_Exercise description_:
Go through the entries and set each one down exactly.

Dataset rows describing interfaces
^^^^^^^^^^^^^^^^
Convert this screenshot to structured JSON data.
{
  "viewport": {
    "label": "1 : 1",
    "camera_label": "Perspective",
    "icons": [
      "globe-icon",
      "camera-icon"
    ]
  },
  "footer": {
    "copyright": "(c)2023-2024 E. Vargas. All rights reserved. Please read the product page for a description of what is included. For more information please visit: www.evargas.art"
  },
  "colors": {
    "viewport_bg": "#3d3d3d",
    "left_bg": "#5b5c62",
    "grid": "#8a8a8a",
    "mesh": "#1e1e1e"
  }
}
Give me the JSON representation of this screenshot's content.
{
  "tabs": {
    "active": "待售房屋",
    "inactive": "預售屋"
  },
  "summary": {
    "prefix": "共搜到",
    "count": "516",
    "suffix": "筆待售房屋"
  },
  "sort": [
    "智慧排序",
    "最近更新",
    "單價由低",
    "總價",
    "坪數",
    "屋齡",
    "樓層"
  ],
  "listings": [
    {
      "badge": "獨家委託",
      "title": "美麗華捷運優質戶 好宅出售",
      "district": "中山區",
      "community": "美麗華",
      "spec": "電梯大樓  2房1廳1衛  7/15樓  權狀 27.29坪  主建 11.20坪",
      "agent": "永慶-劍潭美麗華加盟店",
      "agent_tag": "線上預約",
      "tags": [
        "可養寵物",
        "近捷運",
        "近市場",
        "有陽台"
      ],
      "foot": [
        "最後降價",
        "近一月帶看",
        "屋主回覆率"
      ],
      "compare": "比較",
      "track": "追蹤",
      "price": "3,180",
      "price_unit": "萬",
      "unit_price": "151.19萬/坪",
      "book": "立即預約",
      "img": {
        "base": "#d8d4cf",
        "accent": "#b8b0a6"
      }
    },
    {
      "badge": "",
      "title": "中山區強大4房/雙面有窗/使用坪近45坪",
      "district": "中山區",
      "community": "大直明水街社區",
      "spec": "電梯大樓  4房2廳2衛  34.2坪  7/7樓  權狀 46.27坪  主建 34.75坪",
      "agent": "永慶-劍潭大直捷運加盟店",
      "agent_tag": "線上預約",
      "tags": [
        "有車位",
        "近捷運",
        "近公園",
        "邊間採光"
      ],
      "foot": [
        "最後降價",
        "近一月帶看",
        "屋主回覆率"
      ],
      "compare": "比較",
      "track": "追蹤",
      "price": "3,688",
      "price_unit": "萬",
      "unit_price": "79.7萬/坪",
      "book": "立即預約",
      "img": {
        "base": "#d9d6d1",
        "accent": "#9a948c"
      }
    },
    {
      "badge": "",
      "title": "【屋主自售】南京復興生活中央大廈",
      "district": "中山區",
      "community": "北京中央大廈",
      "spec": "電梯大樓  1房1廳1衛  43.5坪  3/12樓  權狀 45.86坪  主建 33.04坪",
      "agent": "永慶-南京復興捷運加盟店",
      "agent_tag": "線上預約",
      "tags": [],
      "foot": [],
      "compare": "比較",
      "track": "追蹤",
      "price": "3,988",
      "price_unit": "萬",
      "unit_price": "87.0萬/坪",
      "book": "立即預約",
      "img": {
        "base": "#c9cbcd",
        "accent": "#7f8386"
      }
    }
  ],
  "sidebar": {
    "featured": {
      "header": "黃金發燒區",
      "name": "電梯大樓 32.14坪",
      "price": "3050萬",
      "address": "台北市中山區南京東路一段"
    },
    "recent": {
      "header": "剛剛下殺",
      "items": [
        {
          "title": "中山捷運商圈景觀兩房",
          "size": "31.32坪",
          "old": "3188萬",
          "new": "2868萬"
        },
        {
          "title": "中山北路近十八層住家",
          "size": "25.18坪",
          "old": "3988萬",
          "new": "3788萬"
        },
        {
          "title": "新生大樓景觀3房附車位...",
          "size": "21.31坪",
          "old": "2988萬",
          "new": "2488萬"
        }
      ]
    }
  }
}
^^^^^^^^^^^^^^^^
_Written reply_:
Convert this screenshot to structured JSON data.
{
  "viewport": {
    "label": "1 : 1",
    "camera_label": "Perspective",
    "icons": [
      "globe-icon",
      "camera-icon"
    ]
  },
  "footer": {
    "copyright": "(c)2023-2024 E. Vargas. All rights reserved. Please read the product page for a description of what is included. For more information please visit: www.evargas.art"
  },
  "colors": {
    "viewport_bg": "#3d3d3d",
    "left_bg": "#5b5c62",
    "grid": "#8a8a8a",
    "mesh": "#1e1e1e"
  }
}
Give me the JSON representation of this screenshot's content.
{
  "tabs": {
    "active": "待售房屋",
    "inactive": "預售屋"
  },
  "summary": {
    "prefix": "共搜到",
    "count": "516",
    "suffix": "筆待售房屋"
  },
  "sort": [
    "智慧排序",
    "最近更新",
    "單價由低",
    "總價",
    "坪數",
    "屋齡",
    "樓層"
  ],
  "listings": [
    {
      "badge": "獨家委託",
      "title": "美麗華捷運優質戶 好宅出售",
      "district": "中山區",
      "community": "美麗華",
      "spec": "電梯大樓  2房1廳1衛  7/15樓  權狀 27.29坪  主建 11.20坪",
      "agent": "永慶-劍潭美麗華加盟店",
      "agent_tag": "線上預約",
      "tags": [
        "可養寵物",
        "近捷運",
        "近市場",
        "有陽台"
      ],
      "foot": [
        "最後降價",
        "近一月帶看",
        "屋主回覆率"
      ],
      "compare": "比較",
      "track": "追蹤",
      "price": "3,180",
      "price_unit": "萬",
      "unit_price": "151.19萬/坪",
      "book": "立即預約",
      "img": {
        "base": "#d8d4cf",
        "accent": "#b8b0a6"
      }
    },
    {
      "badge": "",
      "title": "中山區強大4房/雙面有窗/使用坪近45坪",
      "district": "中山區",
      "community": "大直明水街社區",
      "spec": "電梯大樓  4房2廳2衛  34.2坪  7/7樓  權狀 46.27坪  主建 34.75坪",
      "agent": "永慶-劍潭大直捷運加盟店",
      "agent_tag": "線上預約",
      "tags": [
        "有車位",
        "近捷運",
        "近公園",
        "邊間採光"
      ],
      "foot": [
        "最後降價",
        "近一月帶看",
        "屋主回覆率"
      ],
      "compare": "比較",
      "track": "追蹤",
      "price": "3,688",
      "price_unit": "萬",
      "unit_price": "79.7萬/坪",
      "book": "立即預約",
      "img": {
        "base": "#d9d6d1",
        "accent": "#9a948c"
      }
    },
    {
      "badge": "",
      "title": "【屋主自售】南京復興生活中央大廈",
      "district": "中山區",
      "community": "北京中央大廈",
      "spec": "電梯大樓  1房1廳1衛  43.5坪  3/12樓  權狀 45.86坪  主建 33.04坪",
      "agent": "永慶-南京復興捷運加盟店",
      "agent_tag": "線上預約",
      "tags": [],
      "foot": [],
      "compare": "比較",
      "track": "追蹤",
      "price": "3,988",
      "price_unit": "萬",
      "unit_price": "87.0萬/坪",
      "book": "立即預約",
      "img": {
        "base": "#c9cbcd",
        "accent": "#7f8386"
      }
    }
  ],
  "sidebar": {
    "featured": {
      "header": "黃金發燒區",
      "name": "電梯大樓 32.14坪",
      "price": "3050萬",
      "address": "台北市中山區南京東路一段"
    },
    "recent": {
      "header": "剛剛下殺",
      "items": [
        {
          "title": "中山捷運商圈景觀兩房",
          "size": "31.32坪",
          "old": "3188萬",
          "new": "2868萬"
        },
        {
          "title": "中山北路近十八層住家",
          "size": "25.18坪",
          "old": "3988萬",
          "new": "3788萬"
        },
        {
          "title": "新生大樓景觀3房附車位...",
          "size": "21.31坪",
          "old": "2988萬",
          "new": "2488萬"
        }
      ]
    }
  }
}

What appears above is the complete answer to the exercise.